The wave of unrest and anti-government agitation in the Middle East may now have spread to the Muslim republics of the former Soviet Russia.

According to media reports, about 30 people have been jailed in Azerbaijan after police cracked down on an illegal anti-government rally that took place over the weekend in the capitol city of Baku. Another 160 activists have been arrested.

Demonstrators reportedly chanted “Resign” and “No to the dictatorship!” before riot police intervened.

According to Human Rights Watch, the detained activists were “quickly convicted in summary trials on charges of disobeying police orders and sentenced to administrative or misdemeanor detention ranging from five to 13 days, which would keep them locked up beyond the protest date.”

President Ilham Aliyev, who is clearly aware that regimes have toppled one by one in the Middle East and North Africa, has enforced a zero-tolerance policy towards anti-government sentiments in the his country.

Aliyev became president in 2003, succeeding his father, Heydar Aliyev, who seized power in 1993.

Rachel Denber, acting director of the Europe and Central Asia Division at Human Rights Watch, commented: “It is clear that the authorities are determined to crush any attempts by opposition activists to gather peacefully.”

Witnesses reported that during the march on Saturday, riot police kicked and beat protesters, dispersing them from Baku’s popular Fountain Square. Security forces also reportedly used rubber bullets, tear gas and stun guns against the demonstrators.

“The number of detained people exceeded the capacity of the relevant police stations,” said activist Anar Mammadli, according to Eurasianet. “People didn’t sit for several hours. They were kept in a very narrow place with no fresh air.”

According to Eurasianet, the Baku protest was apparently organized by the Public Chamber, coalition of non-partisan politicians, opposition political party representatives and non-governmental organization (NGO) activists.

Among the people taken into custody was Hasan Kerimov Deputy Chairman of the Popular Front Party of Azerbaijan (PFPA), an opposition group.
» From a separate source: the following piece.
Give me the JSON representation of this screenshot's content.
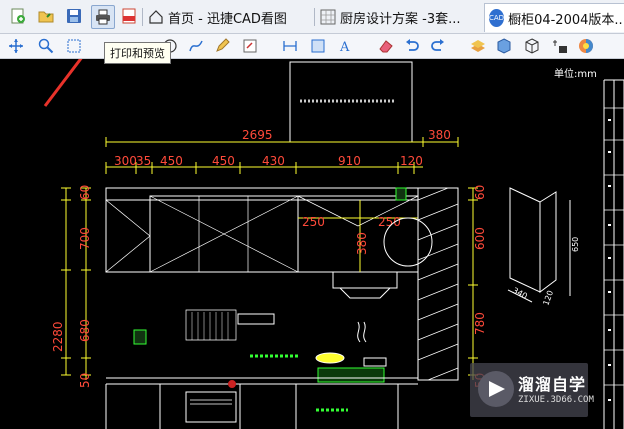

Two other PFPA luminaries did not appear at the rally since they were summoned to meet with Baku police officials prior to it.

Organizers had earlier rejected a proposal by the government officials to hold the rally on the outskirts if Baku.

Amnesty International has condemned the measures taken by Baku authorities, citing that “the Azerbaijani government cannot credibly maintain that it is making progress in its democratic development whilst systematically clamping down on social movements and political gatherings that it disapproves of.”

The government itself pointed out the relatively small number of people who appeared at Saturday’s rally (under 1,000 by some accounts).

Mubariz Gurbanli, deputy executive secretary of the governing Yeni Azerbaijan Party, told the pro-government Trend news agency that the low number of rally participants suggested that “radical opposition has neither supporters, nor social support.”

The Public Chamber has tentatively scheduled another rally for April 16.

Azerbaijan, situated on the western coast of the Caspian Sea and above Iran, is a vital oil supplier to Europe and a transit route for US soldiers going to Afghanistan.